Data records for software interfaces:
+===+

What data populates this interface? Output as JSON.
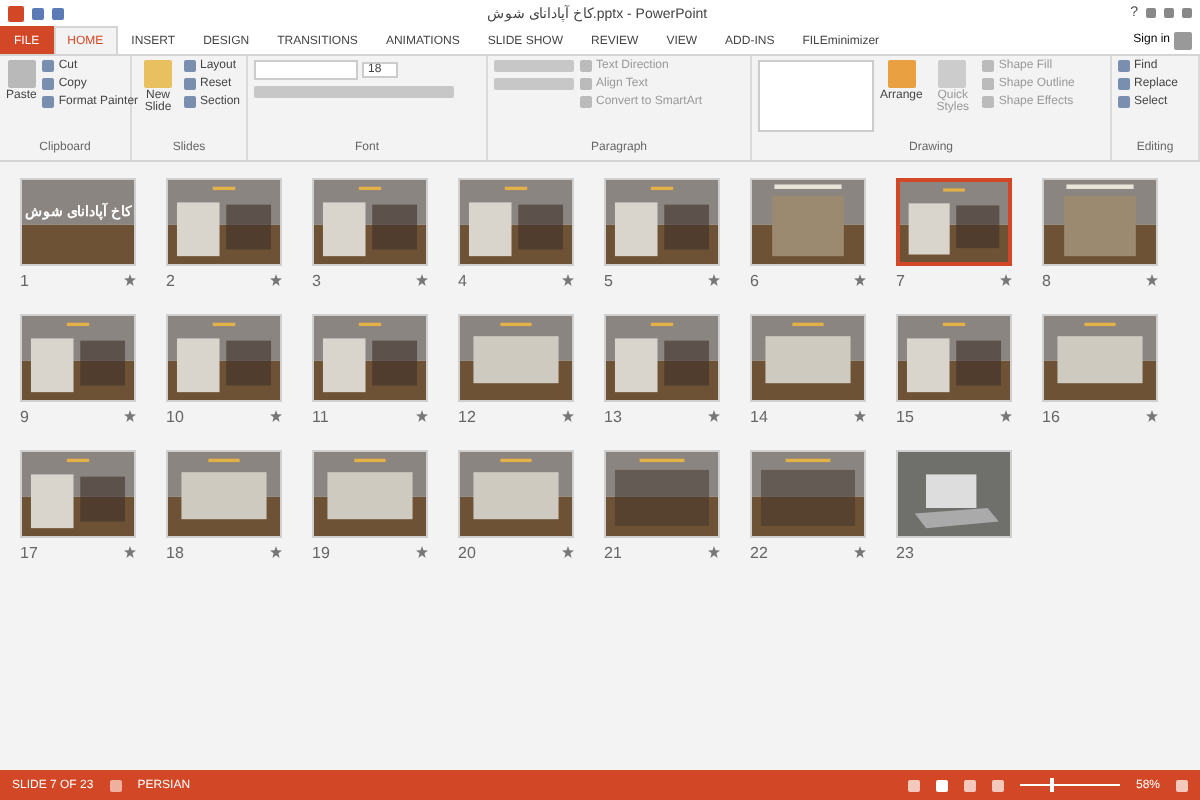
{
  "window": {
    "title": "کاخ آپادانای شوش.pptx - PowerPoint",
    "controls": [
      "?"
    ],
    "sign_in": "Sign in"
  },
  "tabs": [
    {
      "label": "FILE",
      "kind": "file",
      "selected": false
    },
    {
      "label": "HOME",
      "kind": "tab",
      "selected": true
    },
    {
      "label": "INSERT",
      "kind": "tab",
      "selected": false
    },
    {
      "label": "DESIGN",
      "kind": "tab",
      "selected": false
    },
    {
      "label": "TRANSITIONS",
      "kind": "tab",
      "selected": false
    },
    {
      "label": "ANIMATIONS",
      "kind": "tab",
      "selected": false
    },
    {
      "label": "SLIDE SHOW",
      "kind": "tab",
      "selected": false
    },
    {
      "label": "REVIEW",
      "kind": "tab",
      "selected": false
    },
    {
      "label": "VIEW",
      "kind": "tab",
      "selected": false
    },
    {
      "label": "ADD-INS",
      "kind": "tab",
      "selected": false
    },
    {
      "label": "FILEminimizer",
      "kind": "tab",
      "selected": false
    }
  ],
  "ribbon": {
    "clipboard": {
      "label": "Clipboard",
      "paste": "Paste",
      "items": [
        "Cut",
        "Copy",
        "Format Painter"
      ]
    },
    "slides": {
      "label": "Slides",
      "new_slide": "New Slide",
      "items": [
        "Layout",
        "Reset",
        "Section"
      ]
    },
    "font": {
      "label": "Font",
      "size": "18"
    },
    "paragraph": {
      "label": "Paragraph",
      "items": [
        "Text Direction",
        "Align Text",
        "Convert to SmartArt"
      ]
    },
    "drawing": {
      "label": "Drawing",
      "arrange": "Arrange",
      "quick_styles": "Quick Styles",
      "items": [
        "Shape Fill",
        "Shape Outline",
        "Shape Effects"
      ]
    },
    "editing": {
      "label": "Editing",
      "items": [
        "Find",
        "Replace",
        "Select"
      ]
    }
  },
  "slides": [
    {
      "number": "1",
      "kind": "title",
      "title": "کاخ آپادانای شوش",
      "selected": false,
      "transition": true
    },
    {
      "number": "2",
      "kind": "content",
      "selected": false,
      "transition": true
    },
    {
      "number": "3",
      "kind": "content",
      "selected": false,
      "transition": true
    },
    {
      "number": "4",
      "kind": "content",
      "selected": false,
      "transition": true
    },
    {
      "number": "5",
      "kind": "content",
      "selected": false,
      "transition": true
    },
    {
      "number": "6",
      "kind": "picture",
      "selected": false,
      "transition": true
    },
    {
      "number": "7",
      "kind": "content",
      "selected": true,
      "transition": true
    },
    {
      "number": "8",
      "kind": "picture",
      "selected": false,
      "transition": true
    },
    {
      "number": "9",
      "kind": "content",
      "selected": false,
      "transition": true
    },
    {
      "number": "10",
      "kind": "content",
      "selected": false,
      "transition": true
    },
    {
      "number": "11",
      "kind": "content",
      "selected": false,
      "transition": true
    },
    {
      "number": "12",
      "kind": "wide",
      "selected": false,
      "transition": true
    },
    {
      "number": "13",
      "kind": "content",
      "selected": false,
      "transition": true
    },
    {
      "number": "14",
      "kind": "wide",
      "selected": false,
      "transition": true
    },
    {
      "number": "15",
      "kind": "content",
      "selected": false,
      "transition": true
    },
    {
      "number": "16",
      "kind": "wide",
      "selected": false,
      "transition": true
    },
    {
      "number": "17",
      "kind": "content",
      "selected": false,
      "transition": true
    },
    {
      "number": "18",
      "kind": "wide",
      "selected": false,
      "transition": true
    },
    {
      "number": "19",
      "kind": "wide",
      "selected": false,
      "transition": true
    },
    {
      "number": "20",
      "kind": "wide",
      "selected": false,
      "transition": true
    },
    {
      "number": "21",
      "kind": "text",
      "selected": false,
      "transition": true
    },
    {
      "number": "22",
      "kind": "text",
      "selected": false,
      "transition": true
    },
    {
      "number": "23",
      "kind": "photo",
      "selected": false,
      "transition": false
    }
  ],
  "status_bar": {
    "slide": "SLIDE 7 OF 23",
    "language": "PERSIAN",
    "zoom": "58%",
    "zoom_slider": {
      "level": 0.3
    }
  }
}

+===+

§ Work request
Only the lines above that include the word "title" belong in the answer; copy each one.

§ Response box
    "title": "کاخ آپادانای شوش.pptx - PowerPoint",
      "kind": "title",
      "title": "کاخ آپادانای شوش",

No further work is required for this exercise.